Garner was born on March 19, 1869,  in Garnnon, Livingston, Michigan. He was the son of    Zelota Mary Garner, who in the year of her son's typewriter patent (1887) published the groundbreaking book No Sex in Sin. Zelota's book  examined why we "excuse in men what cannot be overlooked in woman; that it is unjust to welcome reformed men, who have lived drunken lives, to hearthstone, platform and pulpit, while a woman who has erred can never again win forgiveness, confidence or recognition". Fair question!
LaGanke assigned his half of this typewriter patent to Zelota Garner. LaGanke, born the son of an engineer, in Prussia in July 1864, was a machinist who went on to become the superintendent of the typewriter factory in Cleveland. He later joined forces with Robert Joseph Fisher in developing the Fisher book typewriter.
Garner and LaGanke's invention was referenced in an 1896 patent for an electric typewriter by Thaddeus Cahill (for more on this, again I urge the reader to buy the December 2012 edition of ETCetera). Cahill wrote, "The object of my invention is to increase the amount of work which can be done in a given time with an instrument of the kind before mentioned by enabling the operator to make two letters simultaneously; and my invention consists in the parts, improvements and combinations hereinafter described and claimed. I shall first describe my invention as applied to a type-writing machine, and will then point out how it may be used in type-setting machines and other similar instruments. The accomplishment of the object before mentioned, to wit, making two letters at the same time, has been attempted heretofore in a variety of ways. Thus in type-writing machines having type-forms, or 'key-wheel' machines, as they are termed in the Patent Office classification, it has been attempted (a) by furnishing the type-form with word-characters, as in the patent to [George CanfieldBlickensderfer, No 457,333, dated August 4, 1891, or the patent to Garner and LaGanke, No 375,062, dated  December 20, 1887 ..."
 Happily I have stumbled across an article on Thomas Hall in Typewriter Topics. I had never previously seen a photo of Hall, nor read much about his life, and it was pleasing to see how revered he was before he died in 1911. It is fascinating to find that at one time Hall owned every current US typewriter patent, including those of Alfred Ely Beach (1856) and Samuel Ward Francis (1857, see here). Here is the piece:

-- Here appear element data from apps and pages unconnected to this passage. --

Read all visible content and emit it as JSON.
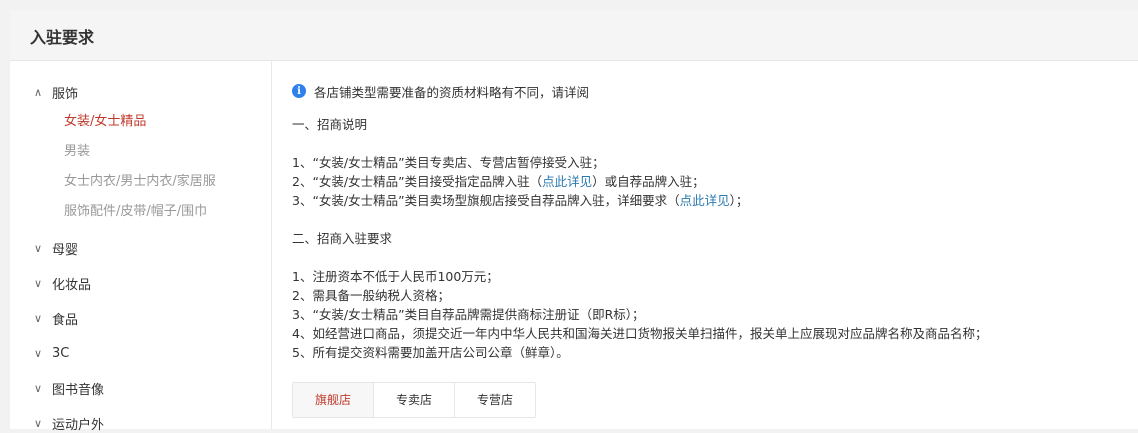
{
  "header": {
    "title": "入驻要求"
  },
  "sidebar": {
    "categories": [
      {
        "label": "服饰",
        "expanded": true
      },
      {
        "label": "母婴",
        "expanded": false
      },
      {
        "label": "化妆品",
        "expanded": false
      },
      {
        "label": "食品",
        "expanded": false
      },
      {
        "label": "3C",
        "expanded": false
      },
      {
        "label": "图书音像",
        "expanded": false
      },
      {
        "label": "运动户外",
        "expanded": false
      }
    ],
    "sub_items": [
      {
        "label": "女装/女士精品",
        "active": true
      },
      {
        "label": "男装",
        "active": false
      },
      {
        "label": "女士内衣/男士内衣/家居服",
        "active": false
      },
      {
        "label": "服饰配件/皮带/帽子/围巾",
        "active": false
      }
    ]
  },
  "content": {
    "notice": "各店铺类型需要准备的资质材料略有不同，请详阅",
    "section1": {
      "title": "一、招商说明",
      "line1": "1、“女装/女士精品”类目专卖店、专营店暂停接受入驻；",
      "line2_pre": "2、“女装/女士精品”类目接受指定品牌入驻（",
      "line2_link": "点此详见",
      "line2_post": "）或自荐品牌入驻；",
      "line3_pre": "3、“女装/女士精品”类目卖场型旗舰店接受自荐品牌入驻，详细要求（",
      "line3_link": "点此详见",
      "line3_post": "）；"
    },
    "section2": {
      "title": "二、招商入驻要求",
      "items": [
        "1、注册资本不低于人民币100万元；",
        "2、需具备一般纳税人资格；",
        "3、“女装/女士精品”类目自荐品牌需提供商标注册证（即R标）；",
        "4、如经营进口商品，须提交近一年内中华人民共和国海关进口货物报关单扫描件，报关单上应展现对应品牌名称及商品名称；",
        "5、所有提交资料需要加盖开店公司公章（鲜章）。"
      ]
    },
    "tabs": [
      "旗舰店",
      "专卖店",
      "专营店"
    ],
    "active_tab": "旗舰店"
  },
  "colors": {
    "accent": "#c0392b",
    "link": "#2a7ab0",
    "info": "#2f80ed"
  }
}
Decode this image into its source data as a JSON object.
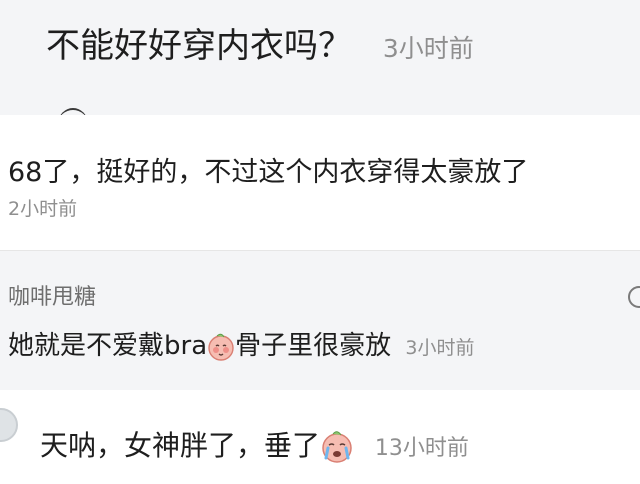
{
  "top_comment": {
    "text": "不能好好穿内衣吗？",
    "time": "3小时前"
  },
  "reply_1": {
    "text": "68了，挺好的，不过这个内衣穿得太豪放了",
    "time": "2小时前"
  },
  "reply_2": {
    "author": "咖啡甩糖",
    "text_before": "她就是不爱戴bra",
    "emoji": "blushing-face-emoji",
    "text_after": "骨子里很豪放",
    "time": "3小时前"
  },
  "reply_3": {
    "text": "天呐，女神胖了，垂了",
    "emoji": "crying-face-emoji",
    "time": "13小时前"
  },
  "colors": {
    "page_gray": "#f4f5f7",
    "muted_text": "#8f8f8f",
    "emoji_pink": "#f5b0a6"
  }
}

1 comment:

Richard P said...

Hall looks likeable in that photo and it's an informative piece that I'd never seen before.

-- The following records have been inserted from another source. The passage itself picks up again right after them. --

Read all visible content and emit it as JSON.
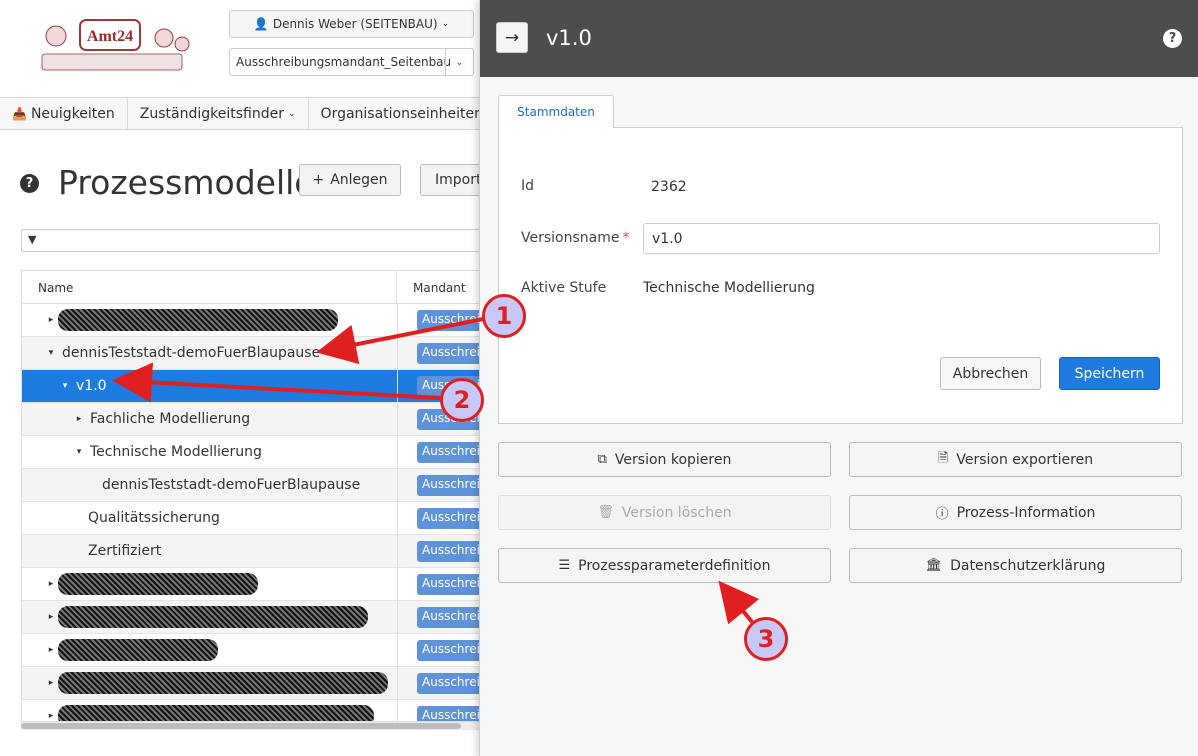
{
  "header": {
    "user_label": "Dennis Weber (SEITENBAU)",
    "mandant_value": "Ausschreibungsmandant_Seitenbau",
    "logo_text": "Amt24"
  },
  "nav": {
    "items": [
      {
        "label": "Neuigkeiten"
      },
      {
        "label": "Zuständigkeitsfinder"
      },
      {
        "label": "Organisationseinheiten"
      }
    ]
  },
  "page": {
    "title": "Prozessmodelle",
    "anlegen_label": "Anlegen",
    "import_label": "Import"
  },
  "tree": {
    "col_name": "Name",
    "col_mandant": "Mandant",
    "badge_label": "Ausschreibungsmandant",
    "rows": [
      {
        "label": "",
        "toggle": "▸"
      },
      {
        "label": "dennisTeststadt-demoFuerBlaupause",
        "toggle": "▾"
      },
      {
        "label": "v1.0",
        "toggle": "▾"
      },
      {
        "label": "Fachliche Modellierung",
        "toggle": "▸"
      },
      {
        "label": "Technische Modellierung",
        "toggle": "▾"
      },
      {
        "label": "dennisTeststadt-demoFuerBlaupause",
        "toggle": ""
      },
      {
        "label": "Qualitätssicherung",
        "toggle": ""
      },
      {
        "label": "Zertifiziert",
        "toggle": ""
      }
    ]
  },
  "panel": {
    "title": "v1.0",
    "tab_label": "Stammdaten",
    "id_label": "Id",
    "id_value": "2362",
    "versionsname_label": "Versionsname",
    "versionsname_value": "v1.0",
    "stufe_label": "Aktive Stufe",
    "stufe_value": "Technische Modellierung",
    "cancel_label": "Abbrechen",
    "save_label": "Speichern",
    "actions": {
      "kopieren": "Version kopieren",
      "exportieren": "Version exportieren",
      "loeschen": "Version löschen",
      "info": "Prozess-Information",
      "parameter": "Prozessparameterdefinition",
      "datenschutz": "Datenschutzerklärung"
    }
  },
  "annotations": {
    "marker_1": "1",
    "marker_2": "2",
    "marker_3": "3",
    "color": "#e02020"
  },
  "colors": {
    "accent": "#1e7be0",
    "badge": "#5f93d9",
    "panel_header": "#4d4d4d"
  }
}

The concept of an index typewriter printing whole words is new to me. Always something fresh in typewriter history!

But we all want to know: is there Sin in Sex?